No understanding of the campaign can be complete without a hard look at the range of public response: hostility, paranoia, and unbounded joy. Overt hostility was rare, but very annoying. At Vancouver’s Translink Stations, for example, canvassers were expelled, re-invited (our mistake) and thereafter harassed. More often, passersby simply quickened their step and spotted something to see elsewhere. Paranoia, on the other hand, was common. “I’m on your side, but I can’t afford to get on a list.” Canvassers heard it everywhere. It was the alphabet soup, the spy version: NSA, DEA, and RCMP. Then there were the signers. Some listened cautiously, and in the end convinced. Most others took one look and said, “Where’s the pen?”
For supporters, there will be more. In 2014, Larsen and Tousaw plan to launch litigation to sort out the issue of what constitutes a public space in BC. During the campaign, Sensible BC canvassers were evicted from BC Ferries terminals. They were barred from the City of Surrey, which declared itself off-limits to petitions. They received tickets issued by bylaw officers. These are matters that must be resolved, if only because there is more at stake here than a petition by Sensible BC. If British Columbians are to have any chance of success at direct democracy, they will need a place to stand.

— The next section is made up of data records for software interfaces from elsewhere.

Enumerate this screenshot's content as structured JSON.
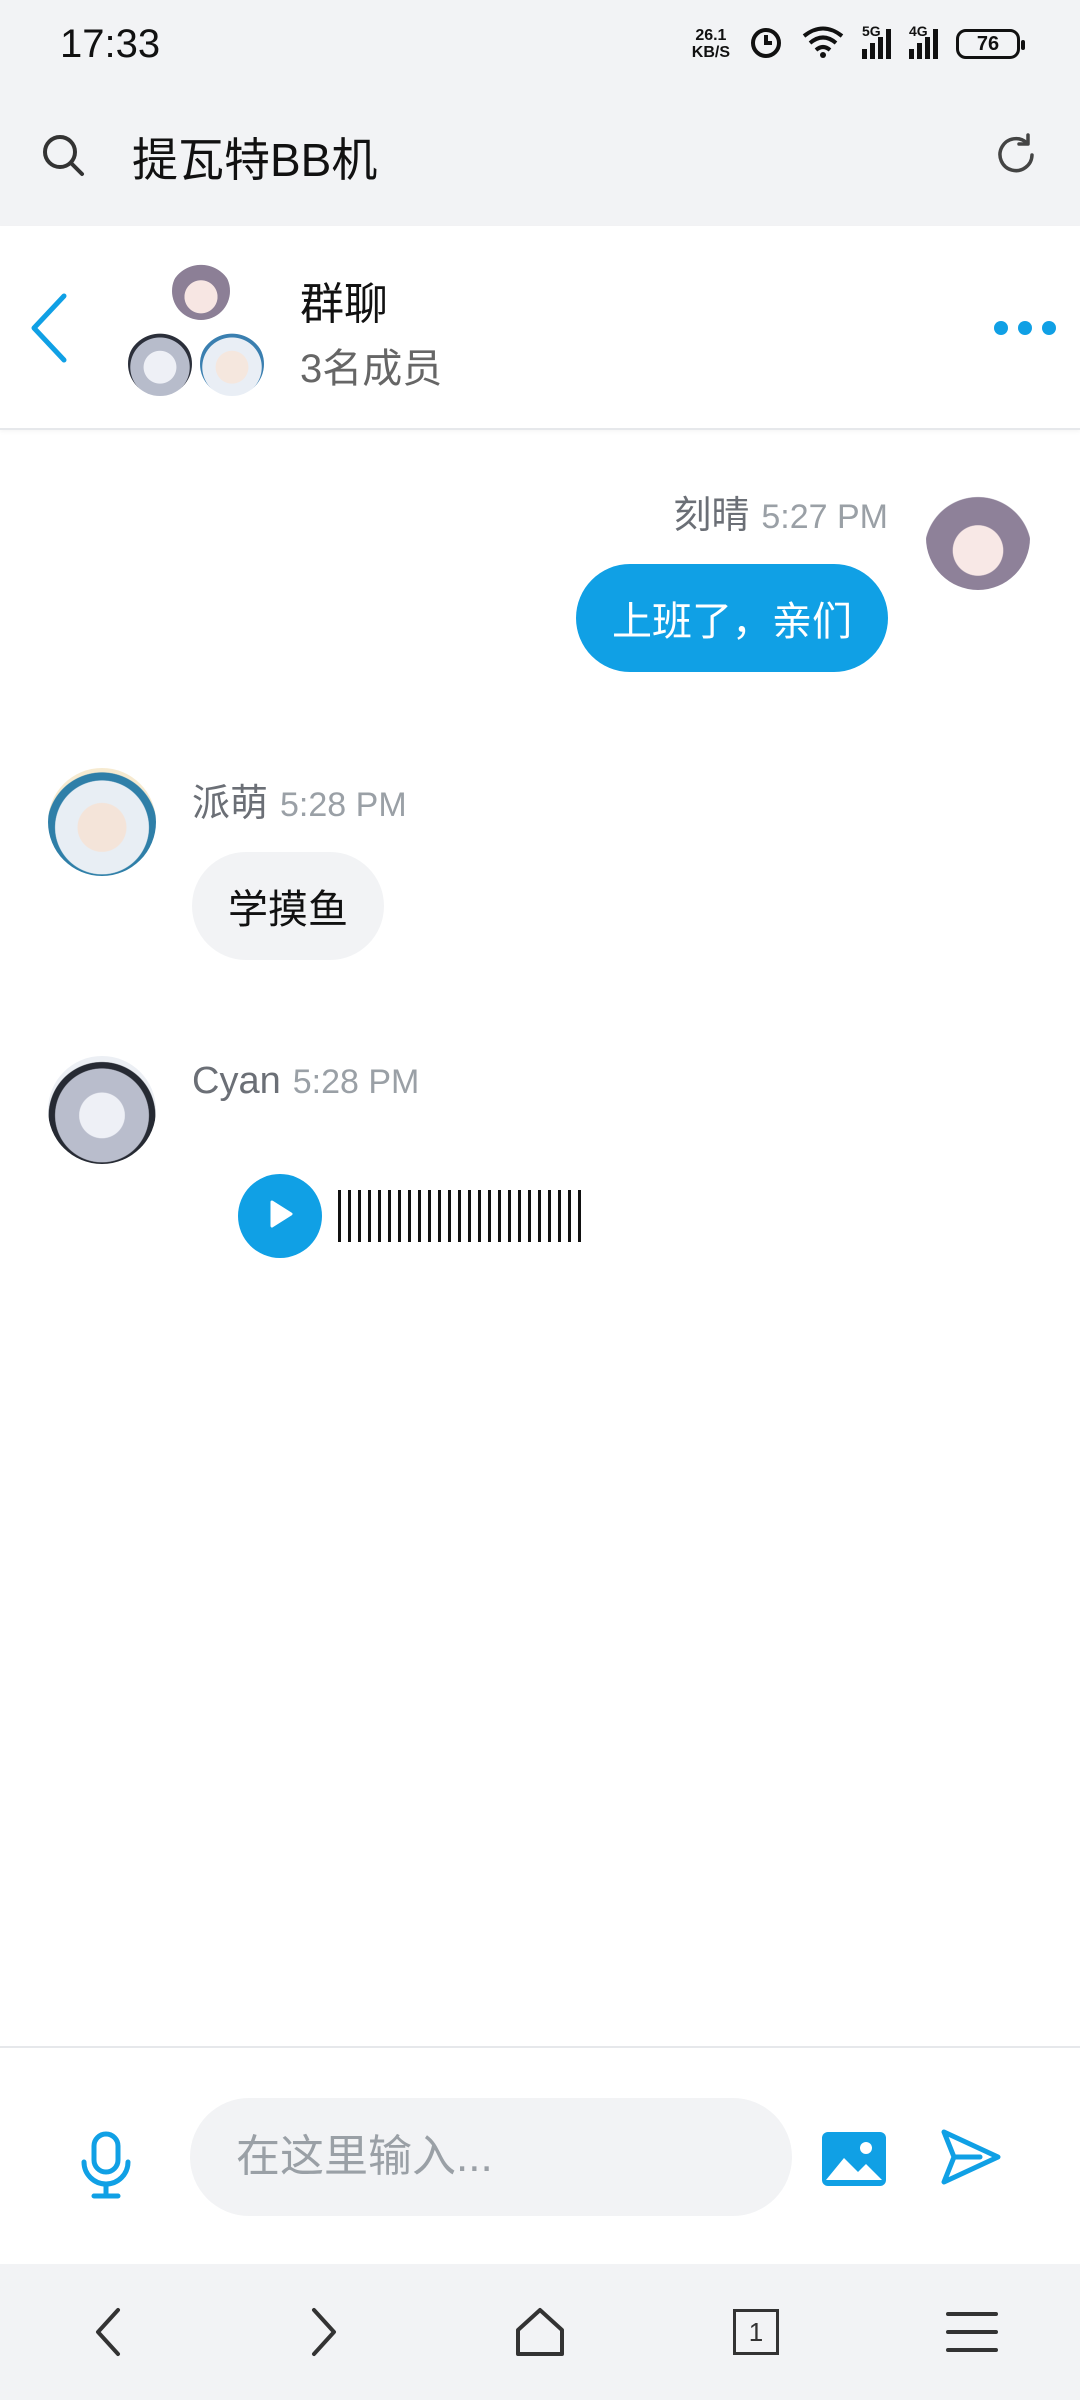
{
  "status_bar": {
    "time": "17:33",
    "net_speed_value": "26.1",
    "net_speed_unit": "KB/S",
    "signal1_label": "5G",
    "signal2_label": "4G",
    "battery": "76"
  },
  "browser": {
    "title": "提瓦特BB机"
  },
  "chat_header": {
    "title": "群聊",
    "subtitle": "3名成员"
  },
  "messages": [
    {
      "sender": "刻晴",
      "time": "5:27 PM",
      "type": "text",
      "text": "上班了，亲们",
      "side": "right"
    },
    {
      "sender": "派萌",
      "time": "5:28 PM",
      "type": "text",
      "text": "学摸鱼",
      "side": "left"
    },
    {
      "sender": "Cyan",
      "time": "5:28 PM",
      "type": "voice",
      "side": "left"
    }
  ],
  "input": {
    "placeholder": "在这里输入..."
  },
  "nav": {
    "tab_count": "1"
  },
  "colors": {
    "accent": "#10a0e5",
    "bubble_grey": "#f2f3f5",
    "bar_bg": "#f2f3f5"
  }
}
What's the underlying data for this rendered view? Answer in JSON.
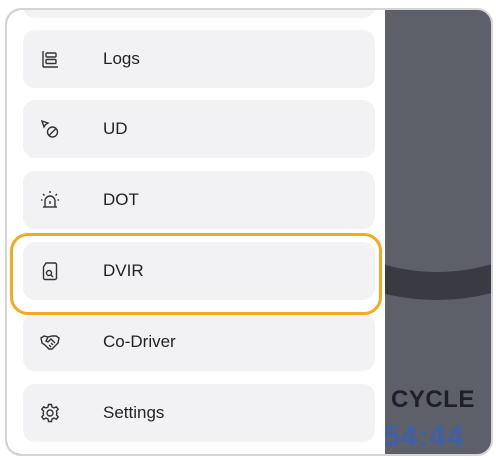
{
  "menu": {
    "items": [
      {
        "label": "Logs",
        "icon": "logs-icon"
      },
      {
        "label": "UD",
        "icon": "ud-icon"
      },
      {
        "label": "DOT",
        "icon": "dot-alarm-icon"
      },
      {
        "label": "DVIR",
        "icon": "dvir-icon"
      },
      {
        "label": "Co-Driver",
        "icon": "handshake-icon"
      },
      {
        "label": "Settings",
        "icon": "gear-icon"
      }
    ],
    "highlighted": "DVIR"
  },
  "background": {
    "cycle_label": "CYCLE",
    "cycle_time": "54:44"
  },
  "colors": {
    "highlight_border": "#f2aa1f",
    "menu_item_bg": "#f2f2f4",
    "overlay_bg": "#5d5f69",
    "cycle_time_color": "#3f5fa8"
  }
}
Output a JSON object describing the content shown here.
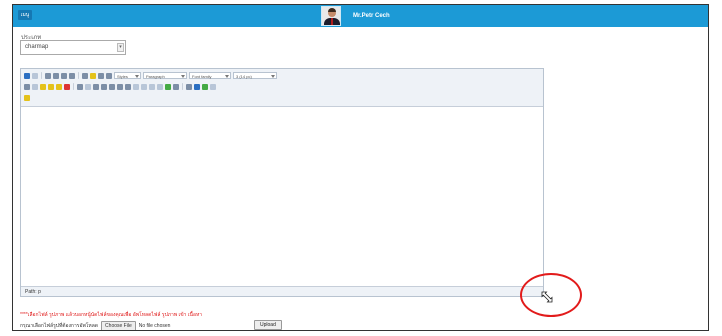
{
  "topbar": {
    "menu_label": "เมนู",
    "username": "Mr.Petr Cech"
  },
  "form": {
    "field_label": "ประเภท",
    "select_value": "charmap"
  },
  "editor": {
    "style_dropdown": "Styles",
    "format_dropdown": "Paragraph",
    "font_family_dropdown": "Font family",
    "font_size_dropdown": "3 (14 pc)",
    "path_label": "Path: p"
  },
  "upload": {
    "warning": "****เลือกไฟล์ รูปภาพ แล้วบอกหนู้นัดไฟล์ของคุณเพื่อ อัพโหลดไฟล์ รูปภาพ เข้า เนื้อหา",
    "label": "กรุณาเลือกไฟล์รูปที่ต้องการอัพโหลด",
    "choose_button": "Choose File",
    "no_file_text": "No file chosen",
    "upload_button": "Upload"
  },
  "colors": {
    "topbar": "#1c9ad6",
    "highlight_circle": "#e21b1b",
    "warning_text": "#e01b1b"
  },
  "icons": [
    "user-avatar-icon",
    "resize-cursor-icon",
    "chevron-down-icon"
  ]
}
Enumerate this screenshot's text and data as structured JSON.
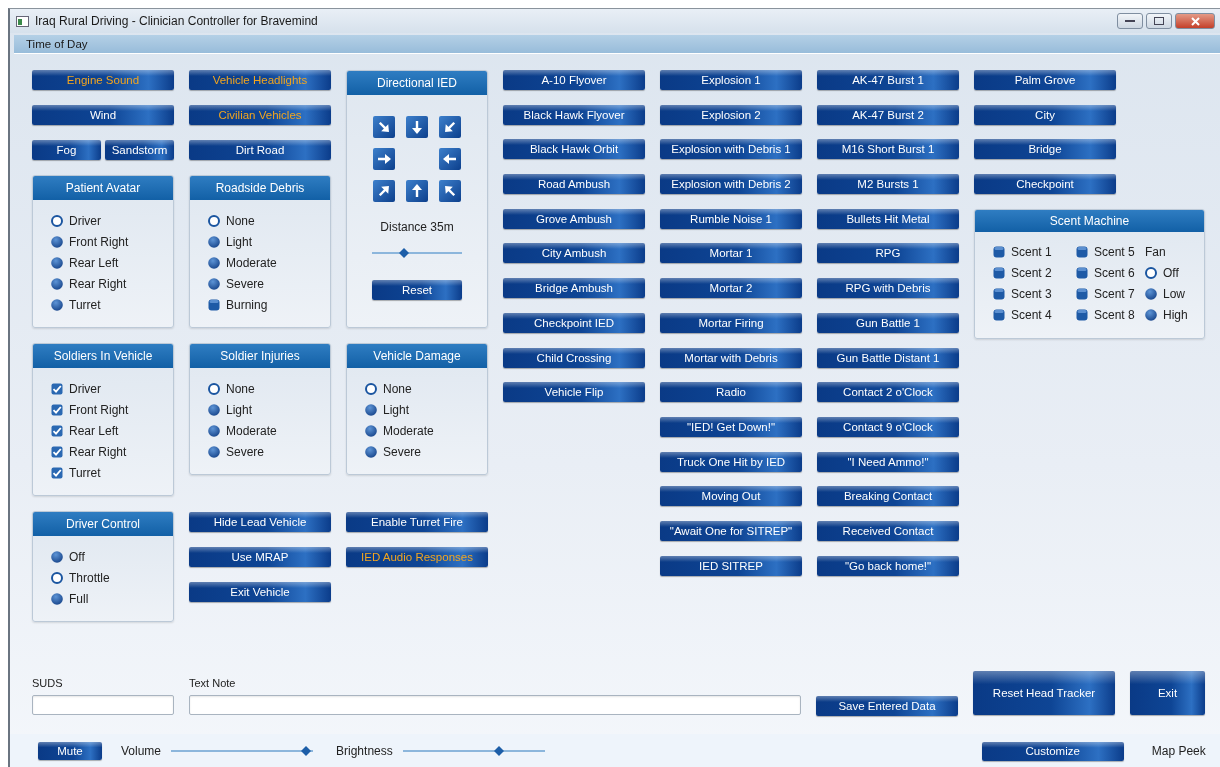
{
  "window": {
    "title": "Iraq Rural Driving - Clinician Controller for Bravemind"
  },
  "menu": [
    "Time of Day"
  ],
  "left_columns": [
    {
      "items": [
        {
          "kind": "button",
          "label": "Engine Sound",
          "on": true
        },
        {
          "kind": "button",
          "label": "Wind",
          "on": false
        },
        {
          "kind": "pair",
          "buttons": [
            {
              "label": "Fog",
              "on": false
            },
            {
              "label": "Sandstorm",
              "on": false
            }
          ]
        },
        {
          "kind": "panel",
          "title": "Patient Avatar",
          "options": [
            {
              "kind": "radio",
              "label": "Driver",
              "selected": true
            },
            {
              "kind": "radio",
              "label": "Front Right",
              "selected": false
            },
            {
              "kind": "radio",
              "label": "Rear Left",
              "selected": false
            },
            {
              "kind": "radio",
              "label": "Rear Right",
              "selected": false
            },
            {
              "kind": "radio",
              "label": "Turret",
              "selected": false
            }
          ]
        },
        {
          "kind": "panel",
          "title": "Soldiers In Vehicle",
          "options": [
            {
              "kind": "check",
              "label": "Driver",
              "checked": true
            },
            {
              "kind": "check",
              "label": "Front Right",
              "checked": true
            },
            {
              "kind": "check",
              "label": "Rear Left",
              "checked": true
            },
            {
              "kind": "check",
              "label": "Rear Right",
              "checked": true
            },
            {
              "kind": "check",
              "label": "Turret",
              "checked": true
            }
          ]
        },
        {
          "kind": "panel",
          "title": "Driver Control",
          "options": [
            {
              "kind": "radio",
              "label": "Off",
              "selected": false
            },
            {
              "kind": "radio",
              "label": "Throttle",
              "selected": true
            },
            {
              "kind": "radio",
              "label": "Full",
              "selected": false
            }
          ]
        }
      ]
    },
    {
      "items": [
        {
          "kind": "button",
          "label": "Vehicle Headlights",
          "on": true
        },
        {
          "kind": "button",
          "label": "Civilian Vehicles",
          "on": true
        },
        {
          "kind": "button",
          "label": "Dirt Road",
          "on": false
        },
        {
          "kind": "panel",
          "title": "Roadside Debris",
          "options": [
            {
              "kind": "radio",
              "label": "None",
              "selected": true
            },
            {
              "kind": "radio",
              "label": "Light",
              "selected": false
            },
            {
              "kind": "radio",
              "label": "Moderate",
              "selected": false
            },
            {
              "kind": "radio",
              "label": "Severe",
              "selected": false
            },
            {
              "kind": "check",
              "label": "Burning",
              "checked": false
            }
          ]
        },
        {
          "kind": "panel",
          "title": "Soldier Injuries",
          "options": [
            {
              "kind": "radio",
              "label": "None",
              "selected": true
            },
            {
              "kind": "radio",
              "label": "Light",
              "selected": false
            },
            {
              "kind": "radio",
              "label": "Moderate",
              "selected": false
            },
            {
              "kind": "radio",
              "label": "Severe",
              "selected": false
            }
          ]
        },
        {
          "kind": "button",
          "label": "Hide Lead Vehicle",
          "on": false
        },
        {
          "kind": "button",
          "label": "Use MRAP",
          "on": false
        },
        {
          "kind": "button",
          "label": "Exit Vehicle",
          "on": false
        }
      ]
    },
    {
      "items": [
        {
          "kind": "directional",
          "title": "Directional IED",
          "distance": "Distance 35m",
          "level": 0.36,
          "reset": "Reset"
        },
        {
          "kind": "panel",
          "title": "Vehicle Damage",
          "options": [
            {
              "kind": "radio",
              "label": "None",
              "selected": true
            },
            {
              "kind": "radio",
              "label": "Light",
              "selected": false
            },
            {
              "kind": "radio",
              "label": "Moderate",
              "selected": false
            },
            {
              "kind": "radio",
              "label": "Severe",
              "selected": false
            }
          ]
        },
        {
          "kind": "button",
          "label": "Enable Turret Fire",
          "on": false
        },
        {
          "kind": "button",
          "label": "IED Audio Responses",
          "on": true
        }
      ]
    }
  ],
  "sound_columns": [
    [
      "A-10 Flyover",
      "Black Hawk Flyover",
      "Black Hawk Orbit",
      "Road Ambush",
      "Grove Ambush",
      "City Ambush",
      "Bridge Ambush",
      "Checkpoint IED",
      "Child Crossing",
      "Vehicle Flip"
    ],
    [
      "Explosion 1",
      "Explosion 2",
      "Explosion with Debris 1",
      "Explosion with Debris 2",
      "Rumble Noise 1",
      "Mortar 1",
      "Mortar 2",
      "Mortar Firing",
      "Mortar with Debris",
      "Radio",
      "\"IED! Get Down!\"",
      "Truck One Hit by IED",
      "Moving Out",
      "\"Await One for SITREP\"",
      "IED SITREP"
    ],
    [
      "AK-47 Burst 1",
      "AK-47 Burst 2",
      "M16 Short Burst 1",
      "M2 Bursts 1",
      "Bullets Hit Metal",
      "RPG",
      "RPG with Debris",
      "Gun Battle 1",
      "Gun Battle Distant 1",
      "Contact 2 o'Clock",
      "Contact 9 o'Clock",
      "\"I Need Ammo!\"",
      "Breaking Contact",
      "Received Contact",
      "\"Go back home!\""
    ]
  ],
  "locations": [
    "Palm Grove",
    "City",
    "Bridge",
    "Checkpoint"
  ],
  "scent_machine": {
    "title": "Scent Machine",
    "scents": [
      {
        "label": "Scent 1",
        "checked": false
      },
      {
        "label": "Scent 2",
        "checked": false
      },
      {
        "label": "Scent 3",
        "checked": false
      },
      {
        "label": "Scent 4",
        "checked": false
      },
      {
        "label": "Scent 5",
        "checked": false
      },
      {
        "label": "Scent 6",
        "checked": false
      },
      {
        "label": "Scent 7",
        "checked": false
      },
      {
        "label": "Scent 8",
        "checked": false
      }
    ],
    "fan": {
      "label": "Fan",
      "options": [
        {
          "label": "Off",
          "selected": true
        },
        {
          "label": "Low",
          "selected": false
        },
        {
          "label": "High",
          "selected": false
        }
      ]
    }
  },
  "suds": {
    "label": "SUDS"
  },
  "text_note": {
    "label": "Text Note"
  },
  "save_button": "Save Entered Data",
  "reset_head_tracker_button": "Reset Head Tracker",
  "exit_button": "Exit",
  "mute_button": "Mute",
  "volume": {
    "label": "Volume",
    "level": 0.95
  },
  "brightness": {
    "label": "Brightness",
    "level": 0.68
  },
  "customize_button": "Customize",
  "map_peek": "Map Peek"
}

So how did it go? Numerically, 20 of BC’s ridings achieved their 10 percent goal or better. A few more were very close. At least half got halfway there. Is this result good? Considering how few canvassers achieved it, one would have to say it is very good. In addition, much has been accomplished. A public conversation has begun—a positive one. Especially positive is that many returned to sign after reconsidering. They liked it. Moreover, the clouds are dispersing: the media has been supportive, the police have been tolerant, and supporters have grown a little bolder. A wider network of activists has been established and plans are astir for phase two. Fans, onlookers, and others should watch this space for further developments.